That meant I had 16 actors schedule an audition (of which I’ve seen 13 already). Of those that have auditioned (I haven’t been stood up (yet?), though a few were late (and notified me)) were all professional. With two minor exceptions. Except for my first, where I was totally out of control with my babbling, I’ve asked everyone else to sing for me. There’s some a cappella singing in the script, so I wanted to be sure their voices would work. Two of the candidates, when I asked them to sing, were ‘What?’ One allowed that she could carry a tune, but wasn’t set to sing for me, while the other said, basically, “Whoops, I’m outta here.”
I only had one person schedule to audition for Harry, so asked someone who auditioned for Max, who I thought would work for the role, if he would consider Harry. He said he was fine with that. So I have to decide between two guys for Harry. For Max I’ve had/ am having 5 people (one now dual purpose), while I’ve had/am having 5 for Kayla (two of which are also being considered for Velma). Velma has got the most love, for some reason, with 7 auditions (two, as mention, also under consideration for Kayla).
No one who has shown up has felt incompatible with the role they were auditioning for.

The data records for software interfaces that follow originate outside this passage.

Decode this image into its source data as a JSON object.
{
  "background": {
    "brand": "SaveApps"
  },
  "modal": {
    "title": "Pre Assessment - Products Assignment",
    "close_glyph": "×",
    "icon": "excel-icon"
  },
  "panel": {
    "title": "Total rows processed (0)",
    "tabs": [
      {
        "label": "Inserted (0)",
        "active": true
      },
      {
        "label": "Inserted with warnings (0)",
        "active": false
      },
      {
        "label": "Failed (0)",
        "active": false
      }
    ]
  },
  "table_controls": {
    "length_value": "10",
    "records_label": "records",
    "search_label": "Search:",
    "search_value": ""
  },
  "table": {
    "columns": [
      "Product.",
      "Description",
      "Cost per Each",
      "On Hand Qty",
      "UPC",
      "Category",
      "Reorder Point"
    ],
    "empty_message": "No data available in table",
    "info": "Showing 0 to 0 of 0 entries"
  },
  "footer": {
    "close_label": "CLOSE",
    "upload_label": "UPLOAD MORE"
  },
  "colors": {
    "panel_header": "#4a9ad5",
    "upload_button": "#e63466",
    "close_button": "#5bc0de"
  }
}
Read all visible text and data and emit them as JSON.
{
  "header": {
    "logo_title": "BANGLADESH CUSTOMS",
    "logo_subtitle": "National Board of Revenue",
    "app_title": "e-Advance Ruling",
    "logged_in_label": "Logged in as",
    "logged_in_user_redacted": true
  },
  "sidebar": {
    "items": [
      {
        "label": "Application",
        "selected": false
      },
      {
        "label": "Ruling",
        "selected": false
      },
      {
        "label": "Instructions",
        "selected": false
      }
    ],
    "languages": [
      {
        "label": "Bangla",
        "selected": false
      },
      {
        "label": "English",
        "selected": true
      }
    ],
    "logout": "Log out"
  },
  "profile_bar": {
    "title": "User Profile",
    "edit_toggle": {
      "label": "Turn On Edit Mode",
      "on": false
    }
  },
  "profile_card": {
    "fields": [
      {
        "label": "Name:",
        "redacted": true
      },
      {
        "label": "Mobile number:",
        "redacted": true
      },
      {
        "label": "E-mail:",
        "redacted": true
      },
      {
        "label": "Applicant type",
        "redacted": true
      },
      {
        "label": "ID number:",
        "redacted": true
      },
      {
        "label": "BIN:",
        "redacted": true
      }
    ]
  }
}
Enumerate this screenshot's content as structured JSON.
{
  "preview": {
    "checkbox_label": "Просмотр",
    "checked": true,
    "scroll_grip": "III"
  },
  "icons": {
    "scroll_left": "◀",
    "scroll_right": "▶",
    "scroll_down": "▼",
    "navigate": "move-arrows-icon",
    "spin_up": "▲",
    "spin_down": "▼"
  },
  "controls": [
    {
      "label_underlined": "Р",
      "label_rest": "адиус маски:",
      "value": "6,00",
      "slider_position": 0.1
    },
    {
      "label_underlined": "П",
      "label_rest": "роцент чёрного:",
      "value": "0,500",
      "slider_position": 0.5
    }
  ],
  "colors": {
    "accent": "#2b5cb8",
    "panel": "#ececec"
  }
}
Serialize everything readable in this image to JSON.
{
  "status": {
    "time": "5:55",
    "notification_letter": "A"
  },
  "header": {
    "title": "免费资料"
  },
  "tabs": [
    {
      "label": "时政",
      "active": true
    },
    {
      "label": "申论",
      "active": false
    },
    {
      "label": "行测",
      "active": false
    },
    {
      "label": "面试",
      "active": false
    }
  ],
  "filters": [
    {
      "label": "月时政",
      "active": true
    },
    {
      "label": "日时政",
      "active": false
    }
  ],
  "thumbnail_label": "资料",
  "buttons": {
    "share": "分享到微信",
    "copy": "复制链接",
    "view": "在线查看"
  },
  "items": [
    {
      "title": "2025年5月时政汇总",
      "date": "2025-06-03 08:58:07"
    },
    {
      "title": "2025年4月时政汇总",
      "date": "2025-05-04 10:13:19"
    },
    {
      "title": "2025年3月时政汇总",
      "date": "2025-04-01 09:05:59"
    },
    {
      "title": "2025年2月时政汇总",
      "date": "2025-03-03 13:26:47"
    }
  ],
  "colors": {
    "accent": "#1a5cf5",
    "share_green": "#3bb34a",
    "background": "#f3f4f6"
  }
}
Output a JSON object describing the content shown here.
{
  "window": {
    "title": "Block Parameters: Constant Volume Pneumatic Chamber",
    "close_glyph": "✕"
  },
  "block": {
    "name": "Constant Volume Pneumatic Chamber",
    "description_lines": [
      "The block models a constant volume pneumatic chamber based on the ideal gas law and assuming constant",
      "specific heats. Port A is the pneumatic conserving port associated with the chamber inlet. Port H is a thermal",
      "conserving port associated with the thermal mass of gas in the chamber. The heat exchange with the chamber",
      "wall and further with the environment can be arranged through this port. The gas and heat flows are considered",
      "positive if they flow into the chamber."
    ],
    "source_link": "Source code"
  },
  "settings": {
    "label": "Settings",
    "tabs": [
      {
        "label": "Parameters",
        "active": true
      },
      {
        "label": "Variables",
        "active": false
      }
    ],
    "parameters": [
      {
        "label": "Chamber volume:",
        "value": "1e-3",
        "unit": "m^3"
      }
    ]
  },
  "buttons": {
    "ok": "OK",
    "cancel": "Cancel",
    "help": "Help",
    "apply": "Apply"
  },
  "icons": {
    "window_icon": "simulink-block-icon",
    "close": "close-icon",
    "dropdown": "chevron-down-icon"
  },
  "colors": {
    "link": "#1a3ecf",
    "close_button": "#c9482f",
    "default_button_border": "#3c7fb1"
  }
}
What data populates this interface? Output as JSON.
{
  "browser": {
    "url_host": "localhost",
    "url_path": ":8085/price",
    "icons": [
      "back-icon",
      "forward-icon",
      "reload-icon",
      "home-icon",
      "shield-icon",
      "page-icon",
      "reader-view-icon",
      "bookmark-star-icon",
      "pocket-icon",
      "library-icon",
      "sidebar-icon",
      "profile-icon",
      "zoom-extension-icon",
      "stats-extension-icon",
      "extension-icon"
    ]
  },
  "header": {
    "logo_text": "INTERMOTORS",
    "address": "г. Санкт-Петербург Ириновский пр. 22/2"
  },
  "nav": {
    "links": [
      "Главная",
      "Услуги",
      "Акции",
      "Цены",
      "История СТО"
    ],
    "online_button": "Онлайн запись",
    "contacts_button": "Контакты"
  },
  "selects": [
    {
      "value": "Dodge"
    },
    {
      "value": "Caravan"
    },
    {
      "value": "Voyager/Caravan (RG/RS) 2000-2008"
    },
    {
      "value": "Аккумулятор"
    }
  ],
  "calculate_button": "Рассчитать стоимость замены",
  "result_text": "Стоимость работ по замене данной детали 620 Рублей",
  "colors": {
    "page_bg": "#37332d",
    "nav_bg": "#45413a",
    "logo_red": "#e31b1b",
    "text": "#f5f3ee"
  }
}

Which is not to say they all felt the same. They each had their own distinct take on the characters, some of which I felt really resonated with what was floating around in my mind. I’m glad that I’ve had so many excellent candidates who have shown up, but that means I have to say ‘no thanks’ to 12 (well, 11, since one took herself out of the running regarding the singing) perfectly good actors. When I mention this to any of them they all basically say the same thing, that they’re used to being told ‘no.’ I guess I am as well, when it comes to asking investors for money or contacting companies about one invention or another, so I suppose I shouldn’t be so shocked.
I was initially planning on doing auditions at my house in Maryland. Then I was advised by pretty much everyone that doing so was a really bad idea. I did a bunch of research on public venues for auditions and couldn’t find anything free. The cheapest, including local libraries, was $20 an hour. Since that put a lot of constraints on the times the actors would have to be available, I suggested, in my TMI request for an audition, that they could meet at my house over a much wider period of time. All but one elected to meet at the house. I met one at a local Panera Bread; she was OK with the distractions.
I’ve enjoyed meeting all these people. While I still have issues with my overflowing babble, I have managed to keep a couple close to my original goal of 15 minutes. My average was actually starting to look pretty good, until yesterday. One of the actors is studying to be a programmer (what I do for a living) and I couldn’t help myself, I offered tons of unsolicited advice on how not to be a crappy programmer. Then I met another actor and we talked for 2 hours. I hold her equally as responsible for the length, but I really enjoyed the conversation and see potential to work together even if things don’t work out for this role on this movie.
Tuesday is when I need to start making decisions. I still want to do chemistry tests with the leads, which might mean approaching someone I initially said no to, but I’m expecting these professional actors will be able to work together. I hope to do the chemistry tests very soon, ideally in the next week or so (it’s more complicated now since 5 people need to schedule to be together instead of just two), so I can lock the cast down and start planning rehearsals.
It’s still fun and I’m still enjoying myself, so I’m optimistic I’ll enjoy the actual directing part. Besides, I’ve read in so many places if I do a good job casting, most of the work is done, as the actors will take ownership of the role and that will be obvious on the screen. Then the second question left to be resolved: can I direct and edit something that people will enjoy watching enough to tell their friends and watch again. That’s still open.